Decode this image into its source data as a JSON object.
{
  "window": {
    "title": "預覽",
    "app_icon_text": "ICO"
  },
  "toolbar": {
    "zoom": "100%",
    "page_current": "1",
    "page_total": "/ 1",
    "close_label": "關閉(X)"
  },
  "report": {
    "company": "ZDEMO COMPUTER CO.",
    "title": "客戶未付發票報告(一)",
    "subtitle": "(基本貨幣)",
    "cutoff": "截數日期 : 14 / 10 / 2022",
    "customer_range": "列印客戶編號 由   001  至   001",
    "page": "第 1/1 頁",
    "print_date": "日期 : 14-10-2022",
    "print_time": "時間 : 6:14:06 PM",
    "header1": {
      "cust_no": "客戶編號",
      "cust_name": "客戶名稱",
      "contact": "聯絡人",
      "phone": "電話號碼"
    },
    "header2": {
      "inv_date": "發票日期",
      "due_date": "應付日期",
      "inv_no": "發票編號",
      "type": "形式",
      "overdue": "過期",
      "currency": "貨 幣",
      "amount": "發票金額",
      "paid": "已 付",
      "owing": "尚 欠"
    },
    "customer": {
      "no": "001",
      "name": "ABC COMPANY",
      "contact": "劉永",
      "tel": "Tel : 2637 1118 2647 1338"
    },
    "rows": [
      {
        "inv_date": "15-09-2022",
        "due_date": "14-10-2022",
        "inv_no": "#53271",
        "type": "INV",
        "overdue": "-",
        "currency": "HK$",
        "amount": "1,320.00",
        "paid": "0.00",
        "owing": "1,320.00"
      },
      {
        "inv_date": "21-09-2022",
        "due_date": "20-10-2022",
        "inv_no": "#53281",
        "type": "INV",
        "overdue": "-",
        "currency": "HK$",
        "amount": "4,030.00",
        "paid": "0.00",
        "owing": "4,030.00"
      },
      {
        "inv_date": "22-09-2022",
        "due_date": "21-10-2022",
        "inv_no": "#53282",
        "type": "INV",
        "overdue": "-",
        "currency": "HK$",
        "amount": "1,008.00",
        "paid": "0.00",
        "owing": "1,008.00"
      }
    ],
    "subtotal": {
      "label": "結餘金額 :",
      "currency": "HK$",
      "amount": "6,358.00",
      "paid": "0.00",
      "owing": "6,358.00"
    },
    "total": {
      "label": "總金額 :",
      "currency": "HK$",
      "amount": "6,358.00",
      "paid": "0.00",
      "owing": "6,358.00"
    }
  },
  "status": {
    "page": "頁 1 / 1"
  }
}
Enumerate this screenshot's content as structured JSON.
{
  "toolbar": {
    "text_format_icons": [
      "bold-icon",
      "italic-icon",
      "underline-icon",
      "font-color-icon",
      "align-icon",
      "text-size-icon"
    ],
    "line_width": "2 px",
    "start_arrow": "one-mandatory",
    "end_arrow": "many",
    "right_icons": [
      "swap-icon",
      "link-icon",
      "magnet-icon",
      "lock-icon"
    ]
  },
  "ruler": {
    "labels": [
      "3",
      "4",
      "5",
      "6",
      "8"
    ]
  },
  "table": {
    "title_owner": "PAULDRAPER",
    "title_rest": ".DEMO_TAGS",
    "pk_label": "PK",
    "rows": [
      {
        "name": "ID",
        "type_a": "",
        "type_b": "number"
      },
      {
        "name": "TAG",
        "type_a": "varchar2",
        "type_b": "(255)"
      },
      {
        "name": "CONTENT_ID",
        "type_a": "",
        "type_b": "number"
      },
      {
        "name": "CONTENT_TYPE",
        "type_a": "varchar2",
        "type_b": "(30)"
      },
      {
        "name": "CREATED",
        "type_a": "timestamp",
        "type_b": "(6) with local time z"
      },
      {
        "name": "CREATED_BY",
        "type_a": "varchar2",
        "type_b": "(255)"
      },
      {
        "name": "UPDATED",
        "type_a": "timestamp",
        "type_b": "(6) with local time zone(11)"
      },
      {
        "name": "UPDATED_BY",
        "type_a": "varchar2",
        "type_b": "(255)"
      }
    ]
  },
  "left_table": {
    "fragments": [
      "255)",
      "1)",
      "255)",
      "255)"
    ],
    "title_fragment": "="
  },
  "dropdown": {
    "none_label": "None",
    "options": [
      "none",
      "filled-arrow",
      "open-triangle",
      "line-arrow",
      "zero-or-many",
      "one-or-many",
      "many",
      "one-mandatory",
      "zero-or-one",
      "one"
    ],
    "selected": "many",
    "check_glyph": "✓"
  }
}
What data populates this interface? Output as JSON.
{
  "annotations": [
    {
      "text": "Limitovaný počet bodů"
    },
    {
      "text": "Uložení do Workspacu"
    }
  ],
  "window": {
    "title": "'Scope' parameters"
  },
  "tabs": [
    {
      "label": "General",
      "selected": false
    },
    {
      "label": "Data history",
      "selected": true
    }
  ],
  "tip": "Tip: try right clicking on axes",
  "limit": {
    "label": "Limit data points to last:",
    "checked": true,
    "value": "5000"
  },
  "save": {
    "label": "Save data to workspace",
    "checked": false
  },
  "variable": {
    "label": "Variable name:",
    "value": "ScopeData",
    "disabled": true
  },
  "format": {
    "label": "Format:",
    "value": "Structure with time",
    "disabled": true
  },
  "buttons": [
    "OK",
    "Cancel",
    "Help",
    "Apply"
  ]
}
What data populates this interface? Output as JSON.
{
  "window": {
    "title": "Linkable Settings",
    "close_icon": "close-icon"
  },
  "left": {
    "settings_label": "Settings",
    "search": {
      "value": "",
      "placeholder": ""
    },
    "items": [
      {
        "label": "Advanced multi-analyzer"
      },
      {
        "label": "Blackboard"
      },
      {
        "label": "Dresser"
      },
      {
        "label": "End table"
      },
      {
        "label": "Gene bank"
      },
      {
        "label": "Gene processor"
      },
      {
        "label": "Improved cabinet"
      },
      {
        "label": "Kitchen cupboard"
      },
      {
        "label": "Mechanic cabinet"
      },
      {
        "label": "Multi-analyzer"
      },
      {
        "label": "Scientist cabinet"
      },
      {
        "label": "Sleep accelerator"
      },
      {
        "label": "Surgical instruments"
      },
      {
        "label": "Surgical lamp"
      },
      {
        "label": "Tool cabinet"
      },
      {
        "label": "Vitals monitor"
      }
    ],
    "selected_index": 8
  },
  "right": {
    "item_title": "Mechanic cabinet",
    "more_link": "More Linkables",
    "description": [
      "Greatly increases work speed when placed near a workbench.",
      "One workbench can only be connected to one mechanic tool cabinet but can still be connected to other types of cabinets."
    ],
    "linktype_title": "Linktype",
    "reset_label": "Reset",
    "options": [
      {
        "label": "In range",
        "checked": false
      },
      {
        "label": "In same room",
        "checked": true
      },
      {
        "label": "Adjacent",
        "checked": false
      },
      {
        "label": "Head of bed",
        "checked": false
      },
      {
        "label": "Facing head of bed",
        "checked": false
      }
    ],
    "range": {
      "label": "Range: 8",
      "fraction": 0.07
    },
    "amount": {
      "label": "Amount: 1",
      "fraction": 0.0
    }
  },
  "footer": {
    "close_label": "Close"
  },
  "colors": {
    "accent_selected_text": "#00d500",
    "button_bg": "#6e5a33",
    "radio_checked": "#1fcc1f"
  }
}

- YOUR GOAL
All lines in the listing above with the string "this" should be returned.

- RESPONSE BOX
Decode this image into its source data as a JSON object.
Enumerate this screenshot's content as structured JSON.
What data populates this interface? Output as JSON.
What data populates this interface? Output as JSON.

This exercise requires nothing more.